How a Slave Flash Can Bail You Out

You can always increase the range of your flash by increasing the ISO setting in the camera. For instance, ISO 200 gives you a better range than 100 and 800 gives you better exposure than ISO 400 etc.

There are several options on the market when it comes to slave flashes. The one that suits you the best will depend on how much of a range you’re looking for.

It’s a good idea to compare the prices at a few stores to make sure you get the best deal possible.

A slave flash can be used in combination with just about any type of digital camera. The camera doesn’t necessarily have to have a built-in flash. The slave flash is pretty easy to attach with a hot shoe, which is basically a permanent mounting device.

However, some digital cameras won’t have a hot shoe attached to them, especially those that have a built-in flash.

The hot shoe communicates with the camera and it fires the flash when the shutter is depressed. You can also mount a slave flash with a syn cord. One end of the cord goes into the camera’s pc socket and the other end goes into the slave flash.

If your camera has a built-in flash, there will be a bracket with the slave flash which you can screw into the tripod socket which is on the camera’s base. The slave flash then simply slides into the bracket’s slot.

Modern slave flashes will fire as soon as the camera’s built-in flash does. You can also mount slave flashes onto light stands and tripods and several of the flashes can be used at once if you like.

You need to be careful if you use a slave flash that was originally designed for a film camera. This is because they were made to be used with higher voltages. However, digital cameras only need about six volts or less to operate and a high-voltage flash could end up overheating the circuits inside of a digital camera.

Make sure you read the owner’s manual of the camera to see what the voltage is and to check with the flash as well. If you can’t find out, you can use a device called a safe syn, which will automatically lower the voltage in the flash.

In addition, many of today’s digital cameras will actually use two flashes of light not one. The first burst of light is called a pre-flash and it gathers information needed to take the photo, such as distance and white balance. The second flash will light the scene when the photo is taken. It’s a good idea to make sure you know if your camera uses a pre-flash or not.
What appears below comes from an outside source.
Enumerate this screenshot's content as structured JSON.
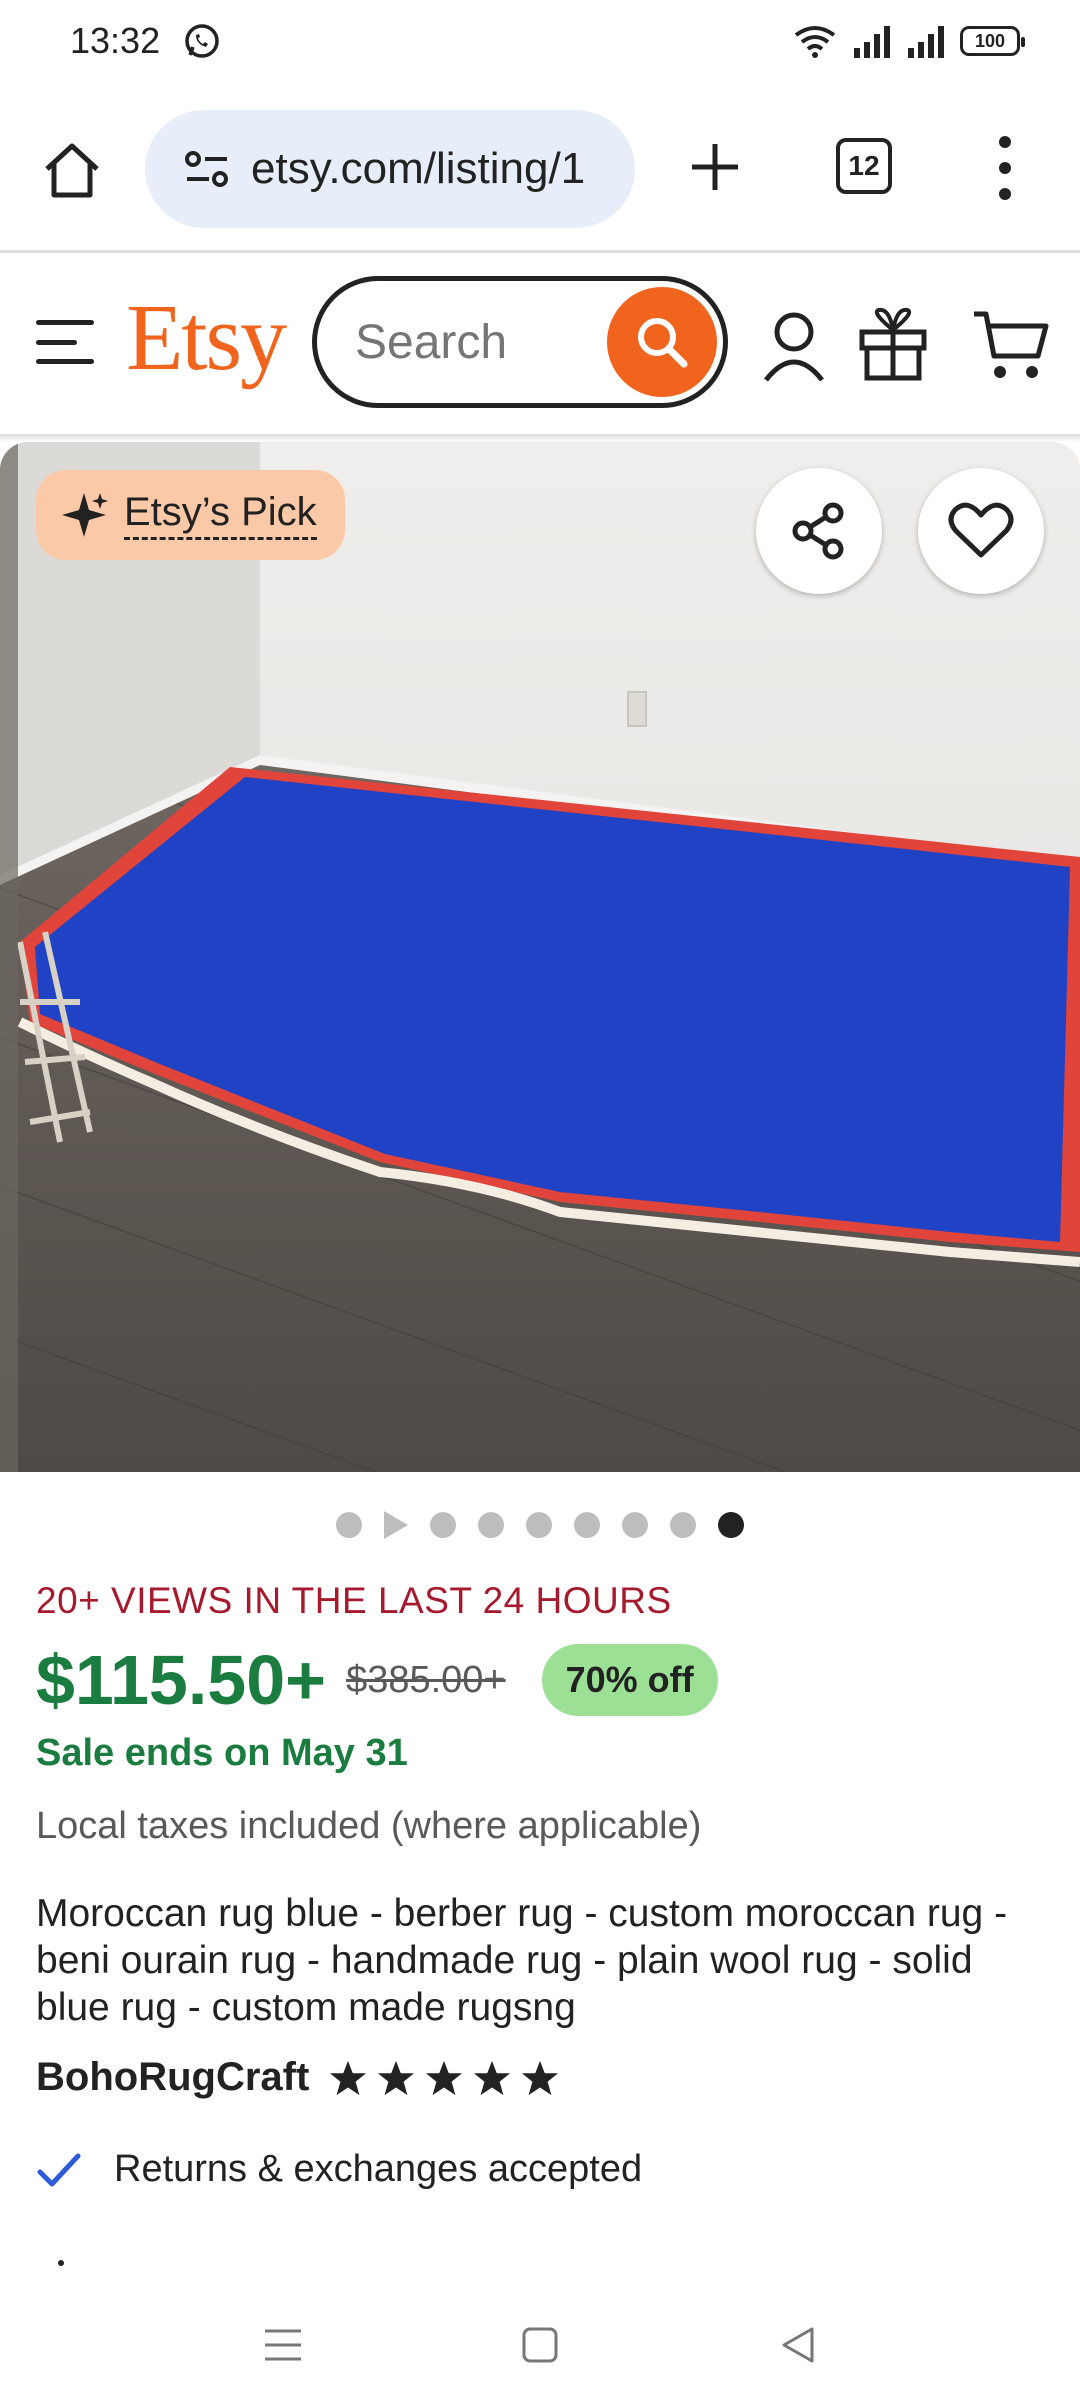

Leave A Reply

Please enter your comment!
Please enter your name here